A Stratford Swan

The next day, we drove into Montreal. I had visited there in the winter of 2003, which was ages ago and I was too young to really appreciate the city. Plus, cities are completely different beings in the snow than in the summer. As we approached town, we could tell how close we were from the city based on the ratio of French to English radio stations. The closer we were to Montreal, the more French we heard. I usually despise listening to the radio (mostly because of the vexatious commercials ) but hearing a voice speak in a tongue I can’t understand has a strange peacefulness about it. I think this has to do with the amount of energy it takes to process language. When we listen to radios in English, we can’t help but process the advertisement’s information whether we want to or not. If we hear it, it is inside our brain and we are forced to understand its meaning. When we commit ourselves to just hearing other languages as “sound” and not “words,” then we are lulled into the kind of calm we experience when we listen to music. We get a break from thinking, which can sometimes be a welcomed escape from reality.

Located in Old Montreal was the chic Hotel Nelligan (named after the francophone poet Emile Nelligan). We checked in and then made our way over to a delicious vegetarian lunch at Lov. We needed the energy for our three-hour bike tour of the central city. Our guide, Mike, was so knowledgeable and taught us things about the architecture of Montreal apartments and why they have curved staircases on the outside of the buildings, about Montreal’s “Quiet Revolution,” and that all Montreal residents are required to have at least two years of college education. The bicycle is really such an easy way to see A LOT of a city. While I am quite the flâneuse myself and prefer to walk around cities, the bike allowed me to see MORE. Did you know that Montreal has over 500 miles of bike lanes? It’s a very eco-conscious, bike-friendly city, where bikers don’t have to follow car traffic laws. Bikers are respected on the road and given the right of way. Oh Canada, teach our American drivers how to love those on two wheels.

Montreal at Dusk
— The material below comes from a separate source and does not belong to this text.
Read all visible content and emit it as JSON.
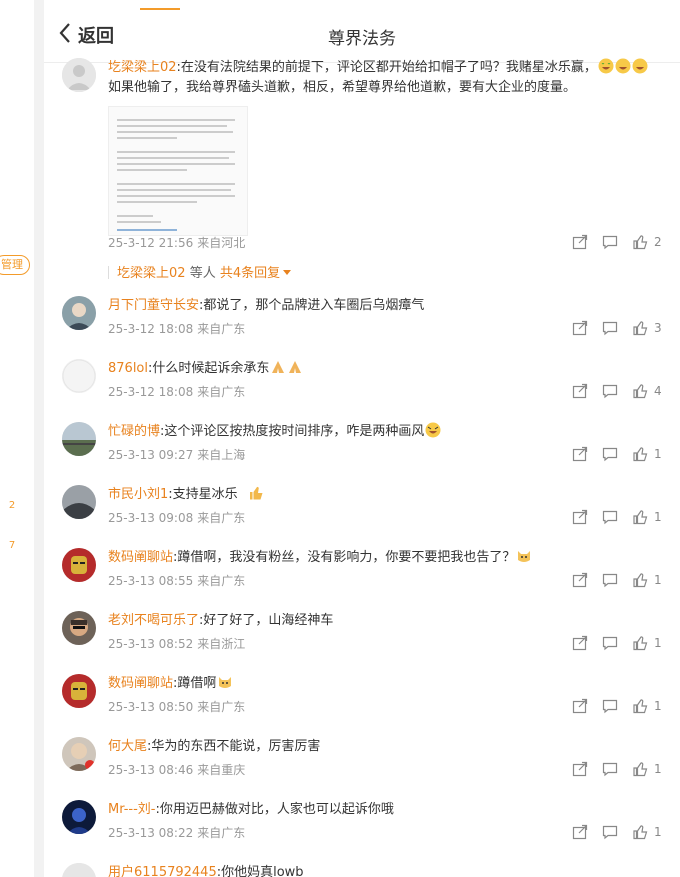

The next morning was spent back on the road, this time heading south to Vermont. Instead of taking the freeway, we chose to explore the backroads in search of those quaint small towns we might call of a pastoral aesthetic. We passed one town in Canada called Bedford, where we passed a movie crew, filming at an Airstream diner called “Clark’s.” Apparently, we weren’t the only ones to notice the simple and nostalgic beauty of this small dot on the map.

I already knew that Vermont is the only state in the U.S. to have ZERO billboards lining the highway, but I didn’t realize the effect it would have on me. Instead of focusing on the constant advertisement distractions, my dad and I spent most of our driving time commenting on the spooky haunted Victorian houses, the abandoned barns, the funny street names, the covered wooden bridges of yesteryear, the general stores, the serene wilderness, and of course, we tried desperately to scope out moose, but to no avail.

And then, all at once, we turned up a steep hill, in the middle of a mountainside, and there it was: Vermont College of Fine Arts. My heart! The New England red brick buildings and large open green squares of land. The little cottages. The verdant canopy of trees overhead. The feeling that I had been transported to Donna Tartt’s The Secret History. I immediately felt like I had returned to a home I had never known to inhabit before. This must be the reason why the state’s motto is “Vermont, Naturally,” because there is no other way to feel but that you have naturally always belonged here. That nature has pulled you to this spot of earth.

I have been waiting for this day to arrive ever since I received my acceptance letter back in March. And now I am here, and I couldn’t be more grateful for this opportunity.

More about my first impressions of Montpelier and the VCFA campus to come!